A Pittsburgh-based cycling advocate is calling out a city police officer for allegedly parking in a bike lane during a non-emergency situation and growing belligerent when asked to move it.
Cyclist Armin Samii says he was “insulted and belittled” by the officer during the encounter, most of which he caught on film.
“I turned to the officer thinking he could help me amicably resolve an issue,” says Samii in a press release from his Pittsburgh-based startup Dashcam for your Bike. “I have been told repeatedly by Pittsburgh officers to call 911 when a car is parked in the bike lane, and that they ‘take enforcement action when necessary’. Instead of being helped, I was insulted and belittled.”
Samii uploaded a video of the interaction to social media, which shows him cycling along a Penn Avenue bike lane in Downtown Pittsburgh until encountering a red pickup truck parked in the bike lane.
The recording captures Samii approaching the officer to ask whether the car in question has a permit to park in the bike lane. He responds by saying it’s his truck and notes he’s currently working.
Throughout the interaction, Samii repeatedly notifies the officer that his car is illegally parked, which he brushes off, saying delivery drivers often park there and insisting he won't move it until he finishes his shift.
“You’re gonna wait all night,” the officer says, adding, “I'll move it when I have a chance to move it.”
After Samii tells the officer that he has in the past been instructed to report illegally parked vehicles to the police, he appears to grow irritated.
“Go ahead, call them,” the officer says, adding “What’s wrong with you? Seriously, what’s wrong with you? You have nothing better to do than to screw with me? Is that what you’re doing? … Get a life.”
Samii maintains it's a safety concern, and, alongside the video interaction, tweeted a reminder that earlier this year, a 6-year-old named Jamel Austin was killed in Glan Hazel when an SUV hit him while he was riding a bike.

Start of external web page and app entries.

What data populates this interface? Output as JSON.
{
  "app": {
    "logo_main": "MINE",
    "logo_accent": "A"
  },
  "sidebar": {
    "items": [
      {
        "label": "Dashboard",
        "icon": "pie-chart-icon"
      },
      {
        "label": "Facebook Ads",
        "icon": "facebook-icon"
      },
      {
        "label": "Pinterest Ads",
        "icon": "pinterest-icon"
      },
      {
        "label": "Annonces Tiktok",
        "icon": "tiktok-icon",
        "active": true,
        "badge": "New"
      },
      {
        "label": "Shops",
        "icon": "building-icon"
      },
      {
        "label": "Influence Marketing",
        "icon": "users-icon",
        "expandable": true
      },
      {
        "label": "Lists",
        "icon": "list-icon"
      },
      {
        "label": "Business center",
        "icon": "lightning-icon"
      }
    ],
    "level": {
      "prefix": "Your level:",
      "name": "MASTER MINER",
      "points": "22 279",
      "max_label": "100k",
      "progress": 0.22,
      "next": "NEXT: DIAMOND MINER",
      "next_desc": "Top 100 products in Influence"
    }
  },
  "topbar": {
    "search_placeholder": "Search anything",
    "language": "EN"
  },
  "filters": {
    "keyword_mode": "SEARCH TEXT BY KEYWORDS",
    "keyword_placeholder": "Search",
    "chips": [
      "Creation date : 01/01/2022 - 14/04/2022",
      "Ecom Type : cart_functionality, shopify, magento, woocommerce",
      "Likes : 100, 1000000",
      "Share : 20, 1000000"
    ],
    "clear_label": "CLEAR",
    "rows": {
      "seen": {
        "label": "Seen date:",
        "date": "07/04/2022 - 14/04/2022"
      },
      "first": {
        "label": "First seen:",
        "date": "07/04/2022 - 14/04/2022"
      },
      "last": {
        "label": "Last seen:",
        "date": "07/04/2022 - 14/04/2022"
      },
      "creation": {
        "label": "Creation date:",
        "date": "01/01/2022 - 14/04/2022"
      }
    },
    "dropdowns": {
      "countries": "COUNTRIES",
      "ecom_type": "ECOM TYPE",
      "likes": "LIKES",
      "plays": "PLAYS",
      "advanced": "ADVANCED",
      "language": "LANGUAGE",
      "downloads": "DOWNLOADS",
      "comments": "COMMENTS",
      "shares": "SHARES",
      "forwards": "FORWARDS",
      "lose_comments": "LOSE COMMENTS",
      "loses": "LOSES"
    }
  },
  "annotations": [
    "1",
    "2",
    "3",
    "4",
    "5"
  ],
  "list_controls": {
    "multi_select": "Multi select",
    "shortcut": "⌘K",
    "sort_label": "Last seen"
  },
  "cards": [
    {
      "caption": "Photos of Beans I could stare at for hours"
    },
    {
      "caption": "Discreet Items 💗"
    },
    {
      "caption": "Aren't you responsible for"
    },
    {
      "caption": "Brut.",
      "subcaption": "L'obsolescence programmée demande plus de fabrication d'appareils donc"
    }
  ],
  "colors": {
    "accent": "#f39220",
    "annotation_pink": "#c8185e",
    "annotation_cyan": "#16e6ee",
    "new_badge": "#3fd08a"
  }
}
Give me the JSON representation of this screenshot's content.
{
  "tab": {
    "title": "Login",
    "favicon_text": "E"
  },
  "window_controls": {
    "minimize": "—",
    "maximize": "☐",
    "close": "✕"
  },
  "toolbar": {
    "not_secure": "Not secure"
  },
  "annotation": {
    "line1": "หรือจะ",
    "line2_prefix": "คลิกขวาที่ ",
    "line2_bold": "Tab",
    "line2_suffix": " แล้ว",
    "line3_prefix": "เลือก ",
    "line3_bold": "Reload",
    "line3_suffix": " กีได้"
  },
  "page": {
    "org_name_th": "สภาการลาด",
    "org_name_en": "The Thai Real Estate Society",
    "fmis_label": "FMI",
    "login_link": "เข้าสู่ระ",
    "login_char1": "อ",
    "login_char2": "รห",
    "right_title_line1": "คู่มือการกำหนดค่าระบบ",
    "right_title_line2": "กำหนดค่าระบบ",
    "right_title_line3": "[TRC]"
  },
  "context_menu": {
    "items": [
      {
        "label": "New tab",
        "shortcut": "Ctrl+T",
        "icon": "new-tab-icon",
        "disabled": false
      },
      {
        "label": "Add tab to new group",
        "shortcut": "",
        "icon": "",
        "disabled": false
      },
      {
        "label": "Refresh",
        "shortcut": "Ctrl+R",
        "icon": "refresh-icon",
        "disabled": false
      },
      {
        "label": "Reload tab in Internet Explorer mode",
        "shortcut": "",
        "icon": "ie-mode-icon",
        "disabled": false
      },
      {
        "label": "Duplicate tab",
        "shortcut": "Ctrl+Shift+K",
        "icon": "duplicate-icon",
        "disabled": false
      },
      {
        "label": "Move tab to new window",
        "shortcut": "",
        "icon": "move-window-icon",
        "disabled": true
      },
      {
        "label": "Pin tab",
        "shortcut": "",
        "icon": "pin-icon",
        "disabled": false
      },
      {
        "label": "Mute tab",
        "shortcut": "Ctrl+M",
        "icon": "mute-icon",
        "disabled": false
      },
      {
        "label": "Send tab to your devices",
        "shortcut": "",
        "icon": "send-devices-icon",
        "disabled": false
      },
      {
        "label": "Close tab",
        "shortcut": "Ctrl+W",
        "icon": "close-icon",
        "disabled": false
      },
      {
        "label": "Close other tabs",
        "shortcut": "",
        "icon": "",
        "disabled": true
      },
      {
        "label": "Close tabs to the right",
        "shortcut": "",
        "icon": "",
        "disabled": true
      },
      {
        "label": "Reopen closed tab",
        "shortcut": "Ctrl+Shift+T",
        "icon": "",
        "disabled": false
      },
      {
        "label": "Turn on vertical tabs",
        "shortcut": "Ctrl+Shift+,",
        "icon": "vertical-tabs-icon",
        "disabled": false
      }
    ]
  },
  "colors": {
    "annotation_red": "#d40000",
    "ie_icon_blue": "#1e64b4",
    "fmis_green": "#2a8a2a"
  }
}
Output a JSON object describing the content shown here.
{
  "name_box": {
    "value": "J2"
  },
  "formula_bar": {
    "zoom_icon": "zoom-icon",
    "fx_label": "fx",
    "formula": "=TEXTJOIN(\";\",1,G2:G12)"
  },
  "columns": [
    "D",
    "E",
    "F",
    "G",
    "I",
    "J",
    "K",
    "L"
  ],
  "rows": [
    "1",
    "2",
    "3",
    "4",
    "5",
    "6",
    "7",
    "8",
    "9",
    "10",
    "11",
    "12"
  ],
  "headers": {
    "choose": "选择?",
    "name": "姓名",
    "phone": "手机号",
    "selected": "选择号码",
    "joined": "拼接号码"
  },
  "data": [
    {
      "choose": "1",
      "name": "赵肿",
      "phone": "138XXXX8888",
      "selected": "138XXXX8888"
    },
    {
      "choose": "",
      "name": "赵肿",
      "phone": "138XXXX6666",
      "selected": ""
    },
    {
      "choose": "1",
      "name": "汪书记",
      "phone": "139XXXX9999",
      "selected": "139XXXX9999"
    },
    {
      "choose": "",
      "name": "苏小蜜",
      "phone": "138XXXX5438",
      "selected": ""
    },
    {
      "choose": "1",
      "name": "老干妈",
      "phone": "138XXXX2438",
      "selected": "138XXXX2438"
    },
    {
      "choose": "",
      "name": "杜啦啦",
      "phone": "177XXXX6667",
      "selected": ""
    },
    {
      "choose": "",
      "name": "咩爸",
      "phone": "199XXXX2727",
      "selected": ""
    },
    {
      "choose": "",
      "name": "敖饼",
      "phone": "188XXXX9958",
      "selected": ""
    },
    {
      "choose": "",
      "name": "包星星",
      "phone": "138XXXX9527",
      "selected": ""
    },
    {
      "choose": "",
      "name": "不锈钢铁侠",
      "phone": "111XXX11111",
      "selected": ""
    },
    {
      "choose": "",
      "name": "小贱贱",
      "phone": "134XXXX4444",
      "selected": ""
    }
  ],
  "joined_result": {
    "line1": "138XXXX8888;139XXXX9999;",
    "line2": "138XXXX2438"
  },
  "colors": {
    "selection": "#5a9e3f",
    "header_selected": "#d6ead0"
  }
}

In a press release, Samii identifies the officer in question as Frank Rende, which the video footage of his name tag appears to corroborate.
Samii says he has reported the incident to the Citizen Police Review Board and the Office of Municipal Investigations.
Samii’s company, Dashcam for your Bike, offers in-app 311 reporting that enables cyclists to report bike lane obstructions in real-time.
“Since it launched its 311 reporting feature in Pittsburgh, hundreds of cars have been reported parked in the Penn Ave bike lane,” says Samii. “For bicyclists, this is a constant danger. Penn Ave has the highest volume of reported cars in the bike lane on the Pittsburgh Hazard Map.”
Pittsburgh Mayor Ed Gainey’s office and representatives from the Department of Public Safety declined to comment, citing the police union contract.